In contrast, as already discussed above, the translator’s role is more ministerial. He or she must faithfully and accurately interpret what is being said, without any commentary or summarization. The interpreter must execute a Declaration on Form G-1256 and swear, under oath, to abide by USCIS Standards of Conduct, which includes literal and full translation; a commitment to confidentiality; and consecutive interpretation, that is, providing translation that is as verbatim as possible. The interpreter is prohibited from, among other things, summarizing or commenting on either what the officer or interviewee says, which is very common among inexperienced interpreters who tend to rephrase or try to resolve unclear statements in their own words.
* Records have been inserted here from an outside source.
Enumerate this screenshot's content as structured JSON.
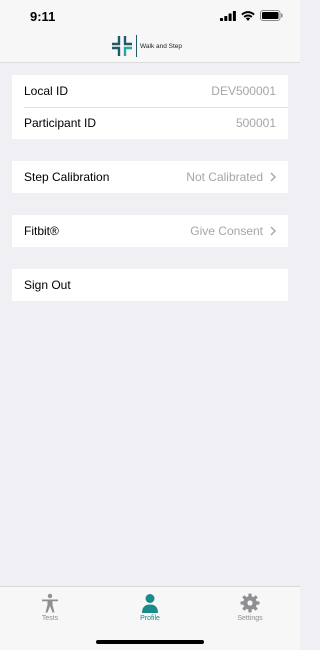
{
  "status_bar": {
    "time": "9:11"
  },
  "header": {
    "logo_text": "Walk and Step"
  },
  "ids": [
    {
      "label": "Local ID",
      "value": "DEV500001"
    },
    {
      "label": "Participant ID",
      "value": "500001"
    }
  ],
  "step_calibration": {
    "label": "Step Calibration",
    "value": "Not Calibrated"
  },
  "fitbit": {
    "label": "Fitbit®",
    "value": "Give Consent"
  },
  "sign_out": {
    "label": "Sign Out"
  },
  "tabs": [
    {
      "label": "Tests",
      "icon": "person-figure-icon"
    },
    {
      "label": "Profile",
      "icon": "person-silhouette-icon",
      "active": true
    },
    {
      "label": "Settings",
      "icon": "gear-icon"
    }
  ],
  "colors": {
    "accent": "#1d8a8a",
    "logo": "#1f5a66",
    "background": "#efeff4"
  }
}
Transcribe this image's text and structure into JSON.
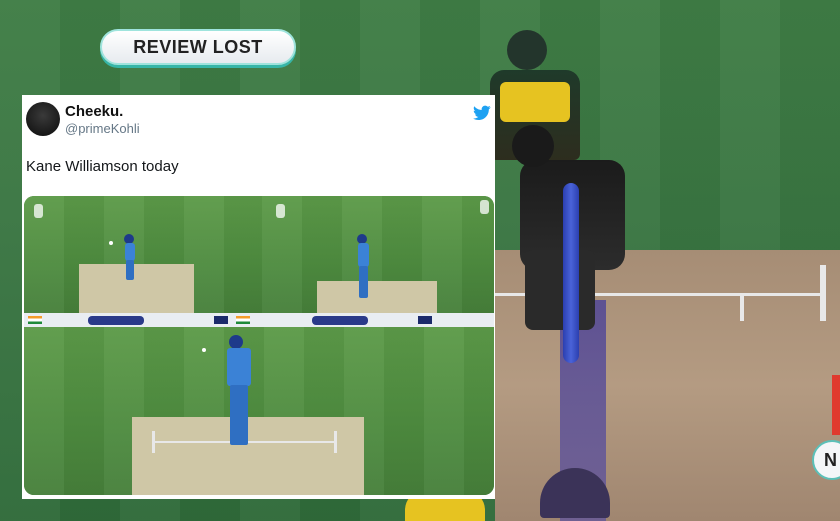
{
  "review_badge": {
    "label": "REVIEW LOST"
  },
  "right_edge_tag": {
    "text": "N"
  },
  "tweet": {
    "display_name": "Cheeku.",
    "handle": "@primeKohli",
    "text": "Kane Williamson today",
    "icon": "twitter-bird-icon",
    "avatar": "profile-avatar"
  },
  "colors": {
    "twitter_blue": "#1da1f2",
    "review_accent": "#37b6a8",
    "hawkeye_stump": "#3a55cc"
  }
}
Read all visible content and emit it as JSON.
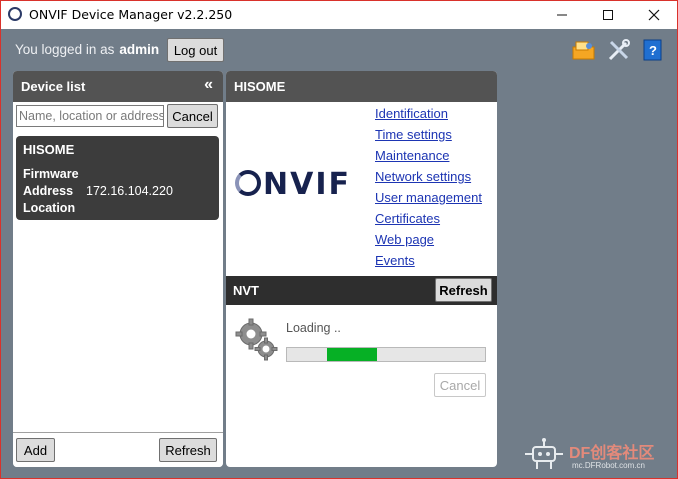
{
  "window": {
    "title": "ONVIF Device Manager v2.2.250",
    "controls": {
      "minimize": "minimize-icon",
      "maximize": "maximize-icon",
      "close": "close-icon"
    }
  },
  "topbar": {
    "logged_text": "You logged in as",
    "username": "admin",
    "logout_label": "Log out",
    "icons": [
      "debug-icon",
      "tools-icon",
      "help-book-icon"
    ]
  },
  "device_list": {
    "title": "Device list",
    "collapse_glyph": "«",
    "search_placeholder": "Name, location or address",
    "cancel_label": "Cancel",
    "devices": [
      {
        "name": "HISOME",
        "firmware_label": "Firmware",
        "firmware_value": "",
        "address_label": "Address",
        "address_value": "172.16.104.220",
        "location_label": "Location",
        "location_value": ""
      }
    ],
    "add_label": "Add",
    "refresh_label": "Refresh"
  },
  "device_detail": {
    "title": "HISOME",
    "logo_text": "NVIF",
    "links": [
      "Identification",
      "Time settings",
      "Maintenance",
      "Network settings",
      "User management",
      "Certificates",
      "Web page",
      "Events"
    ],
    "nvt": {
      "title": "NVT",
      "refresh_label": "Refresh",
      "loading_text": "Loading ..",
      "progress_fraction": 0.25,
      "cancel_label": "Cancel"
    }
  },
  "watermark": {
    "brand": "DF创客社区",
    "url": "mc.DFRobot.com.cn"
  },
  "colors": {
    "background": "#717d89",
    "panel_header": "#535353",
    "link": "#1d35b3",
    "progress": "#06b025",
    "window_border": "#d9322b"
  }
}
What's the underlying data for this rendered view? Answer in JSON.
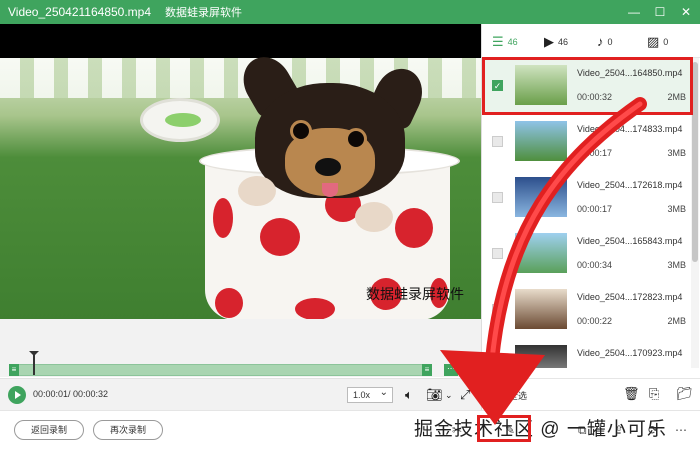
{
  "titlebar": {
    "file_name": "Video_250421164850.mp4",
    "app_name": "数据蛙录屏软件"
  },
  "player": {
    "watermark": "数据蛙录屏软件",
    "current_time": "00:00:01/ 00:00:32",
    "speed": "1.0x"
  },
  "tabs": [
    {
      "icon": "list-icon",
      "count": "46"
    },
    {
      "icon": "video-icon",
      "count": "46"
    },
    {
      "icon": "music-icon",
      "count": "0"
    },
    {
      "icon": "image-icon",
      "count": "0"
    }
  ],
  "videos": [
    {
      "name": "Video_2504...164850.mp4",
      "duration": "00:00:32",
      "size": "2MB",
      "selected": true
    },
    {
      "name": "Video_2504...174833.mp4",
      "duration": "00:00:17",
      "size": "3MB",
      "selected": false
    },
    {
      "name": "Video_2504...172618.mp4",
      "duration": "00:00:17",
      "size": "3MB",
      "selected": false
    },
    {
      "name": "Video_2504...165843.mp4",
      "duration": "00:00:34",
      "size": "3MB",
      "selected": false
    },
    {
      "name": "Video_2504...172823.mp4",
      "duration": "00:00:22",
      "size": "2MB",
      "selected": false
    },
    {
      "name": "Video_2504...170923.mp4",
      "duration": "",
      "size": "",
      "selected": false
    }
  ],
  "panel_footer": {
    "select_all": "全选"
  },
  "bottombar": {
    "back_button": "返回录制",
    "again_button": "再次录制",
    "watermark": "掘金技术社区 @ 一罐小可乐"
  },
  "colors": {
    "brand_green": "#3fa45e",
    "highlight_red": "#e12020"
  }
}
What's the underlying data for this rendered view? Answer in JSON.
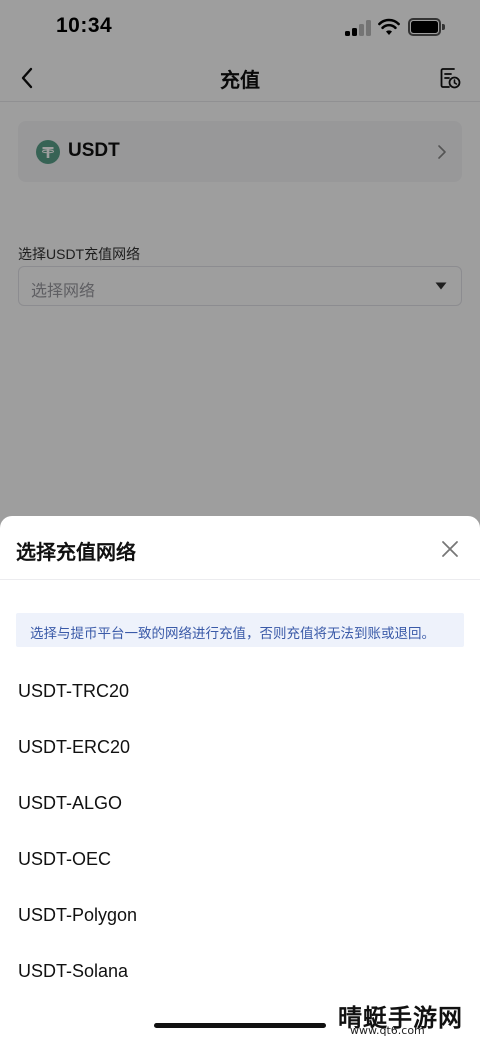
{
  "status_bar": {
    "time": "10:34"
  },
  "nav": {
    "title": "充值",
    "back_icon": "back-arrow-icon",
    "history_icon": "history-record-icon"
  },
  "coin": {
    "name": "USDT",
    "icon": "tether-icon",
    "icon_color": "#5aa08a"
  },
  "network": {
    "label": "选择USDT充值网络",
    "placeholder": "选择网络"
  },
  "sheet": {
    "title": "选择充值网络",
    "notice": "选择与提币平台一致的网络进行充值，否则充值将无法到账或退回。",
    "items": [
      {
        "label": "USDT-TRC20"
      },
      {
        "label": "USDT-ERC20"
      },
      {
        "label": "USDT-ALGO"
      },
      {
        "label": "USDT-OEC"
      },
      {
        "label": "USDT-Polygon"
      },
      {
        "label": "USDT-Solana"
      }
    ]
  },
  "watermark": {
    "main": "晴蜓手游网",
    "sub": "www.qt6.com"
  },
  "colors": {
    "notice_bg": "#eef2fb",
    "notice_text": "#3a5aa8",
    "overlay": "rgba(0,0,0,0.38)"
  }
}
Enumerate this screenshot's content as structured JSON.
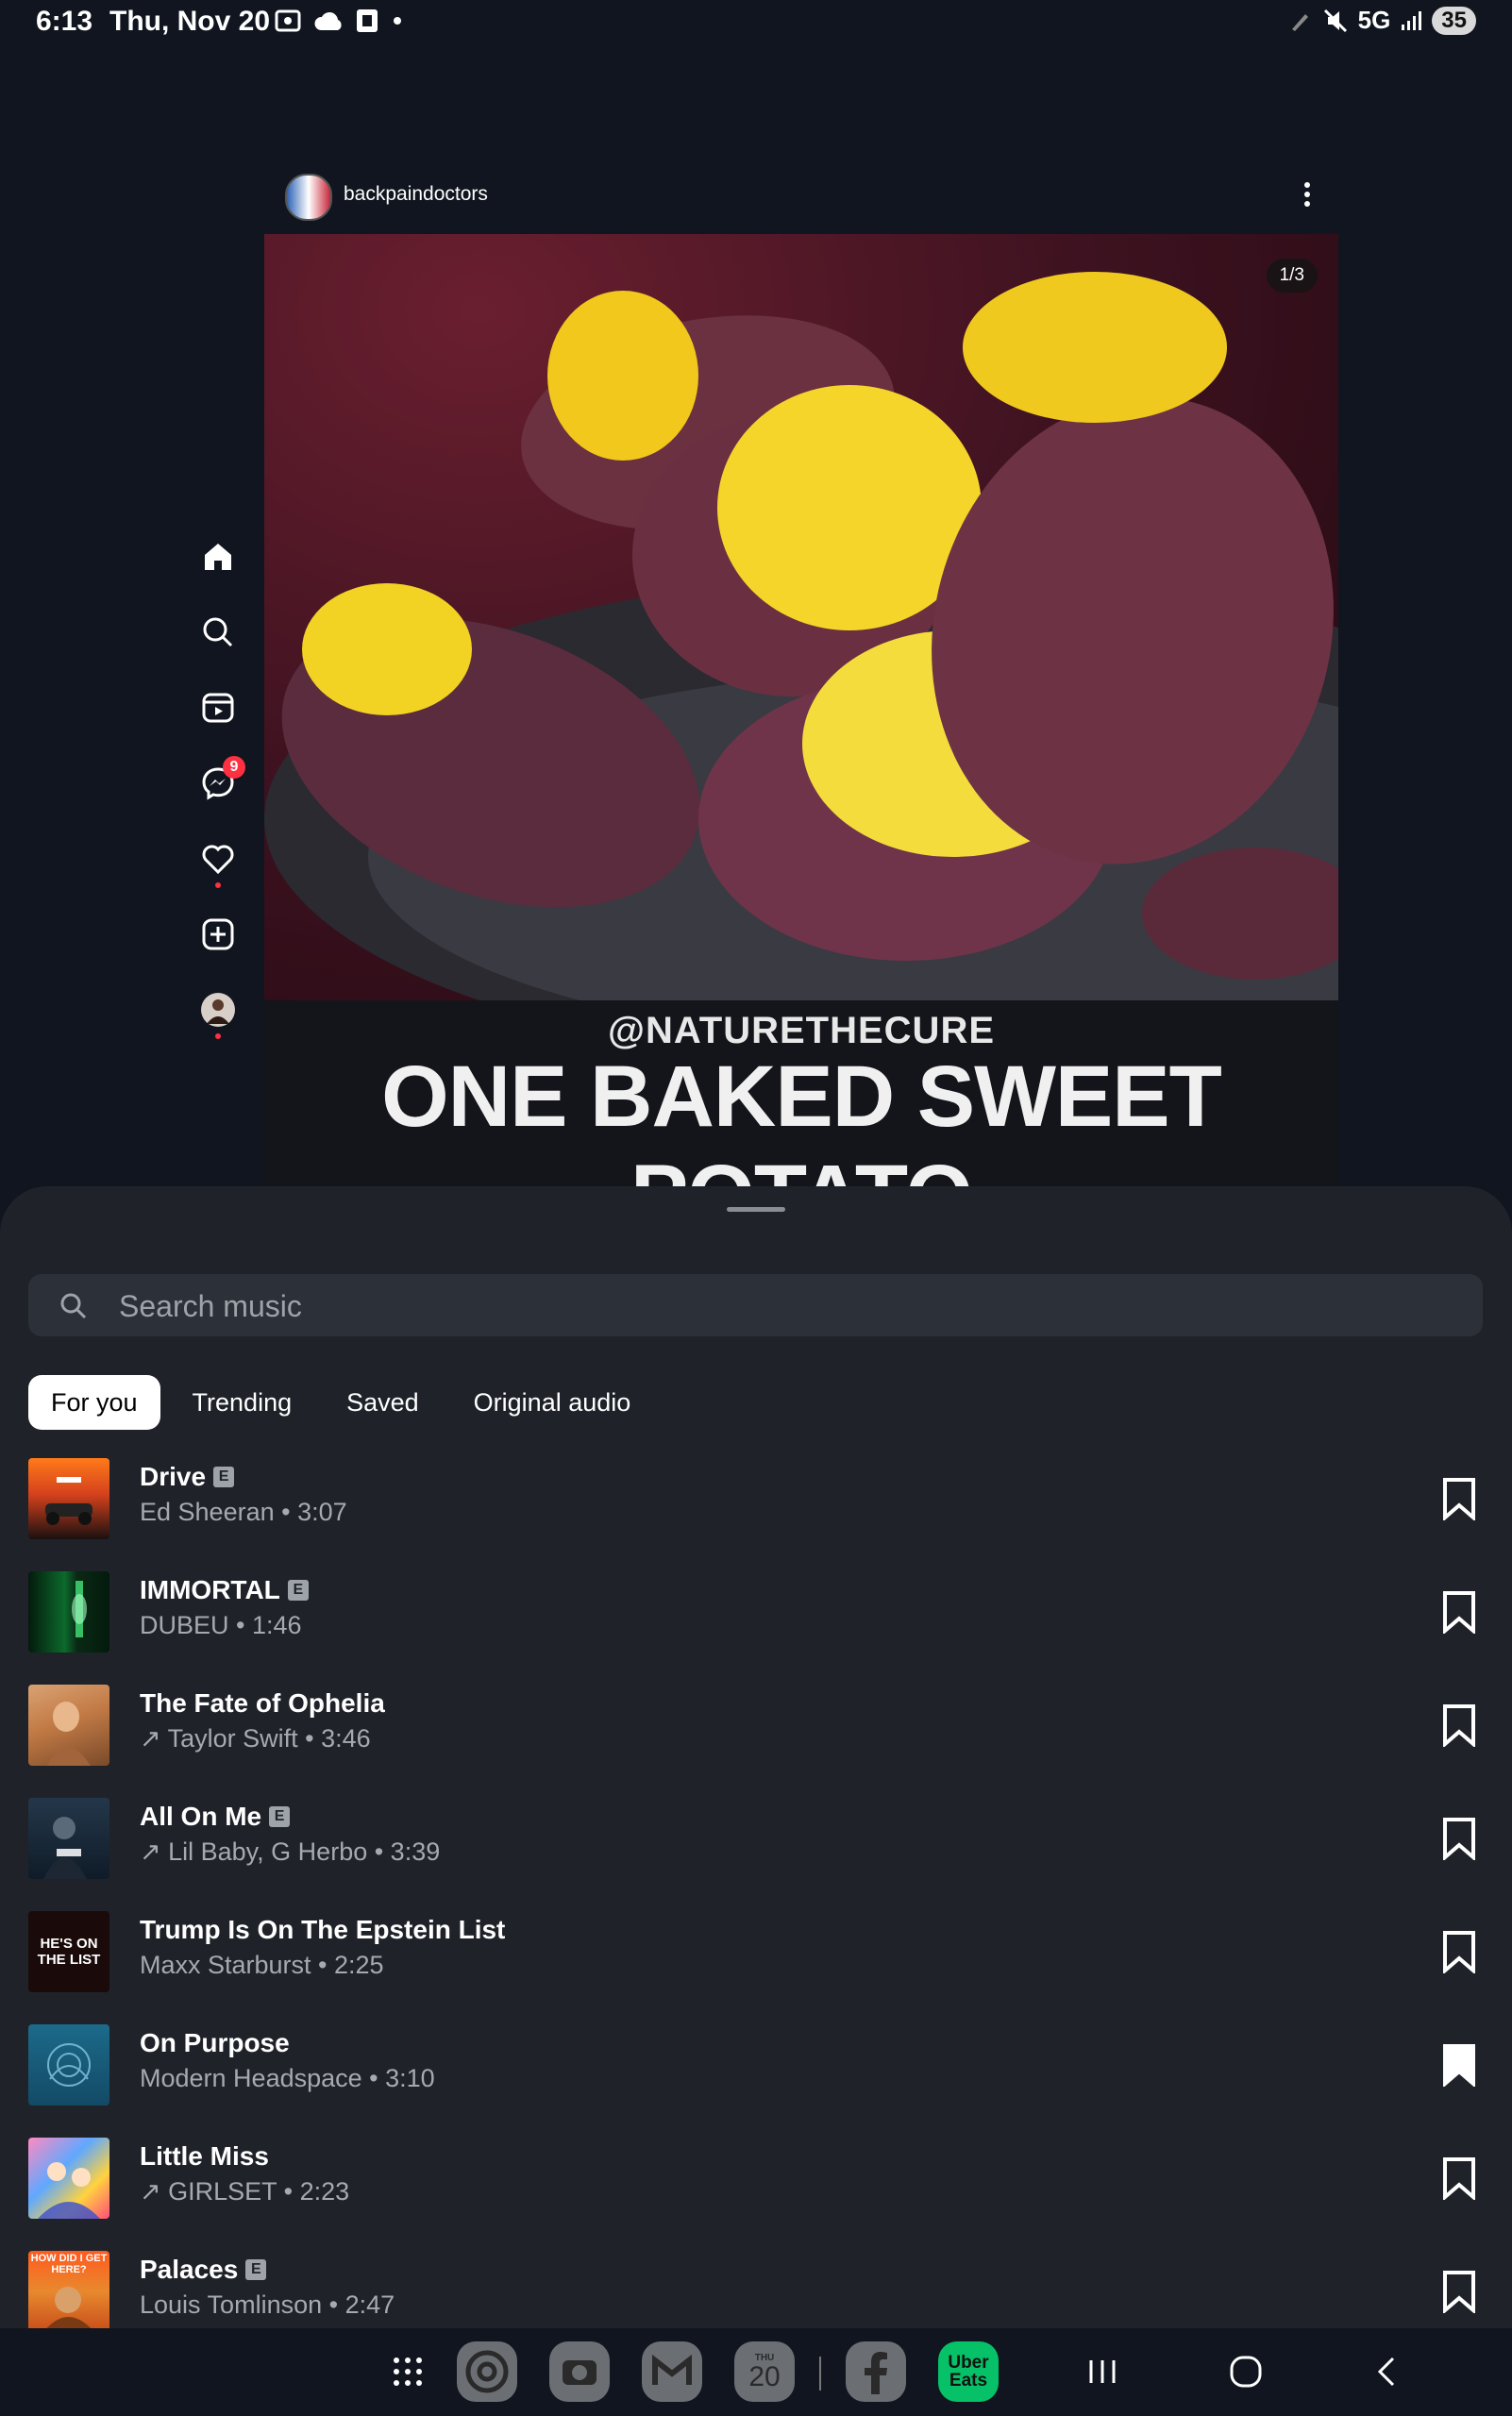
{
  "status_bar": {
    "time": "6:13",
    "date": "Thu, Nov 20",
    "network": "5G",
    "battery": "35"
  },
  "side_nav": {
    "items": [
      "home-icon",
      "search-icon",
      "reels-icon",
      "messenger-icon",
      "heart-icon",
      "create-icon",
      "profile-avatar"
    ],
    "messenger_badge": "9"
  },
  "post": {
    "username": "backpaindoctors",
    "counter": "1/3",
    "caption_handle": "@NATURETHECURE",
    "caption_title": "ONE BAKED SWEET POTATO"
  },
  "music_sheet": {
    "search_placeholder": "Search music",
    "tabs": [
      "For you",
      "Trending",
      "Saved",
      "Original audio"
    ],
    "active_tab": "For you",
    "tracks": [
      {
        "title": "Drive",
        "explicit": true,
        "meta": "Ed Sheeran • 3:07",
        "saved": false
      },
      {
        "title": "IMMORTAL",
        "explicit": true,
        "meta": "DUBEU • 1:46",
        "saved": false
      },
      {
        "title": "The Fate of Ophelia",
        "explicit": false,
        "meta": "↗ Taylor Swift • 3:46",
        "saved": false
      },
      {
        "title": "All On Me",
        "explicit": true,
        "meta": "↗ Lil Baby, G Herbo • 3:39",
        "saved": false
      },
      {
        "title": "Trump Is On The Epstein List",
        "explicit": false,
        "meta": "Maxx Starburst • 2:25",
        "saved": false
      },
      {
        "title": "On Purpose",
        "explicit": false,
        "meta": "Modern Headspace • 3:10",
        "saved": true
      },
      {
        "title": "Little Miss",
        "explicit": false,
        "meta": "↗ GIRLSET • 2:23",
        "saved": false
      },
      {
        "title": "Palaces",
        "explicit": true,
        "meta": "Louis Tomlinson • 2:47",
        "saved": false
      }
    ],
    "explicit_label": "E",
    "thumb_texts": {
      "epstein": "HE'S ON THE LIST",
      "palaces": "HOW DID I GET HERE?"
    }
  },
  "nav_bar": {
    "calendar_day": "20",
    "calendar_dow": "THU",
    "uber_eats": "Uber Eats"
  },
  "colors": {
    "background": "#10151f",
    "sheet": "#1f2329",
    "badge": "#ff3040",
    "uber_green": "#06c167"
  }
}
For more information on what your rights are during an immigration interview, please contact our office. As attorneys, we appear on a regular basis at interviews scheduled in Newark and Mount Laurel, New Jersey. The above is general information only and not to be relied upon as legal advice. It does not create an attorney client relationship nor should it be relied upon as advice in lieu of consultation with an attorney.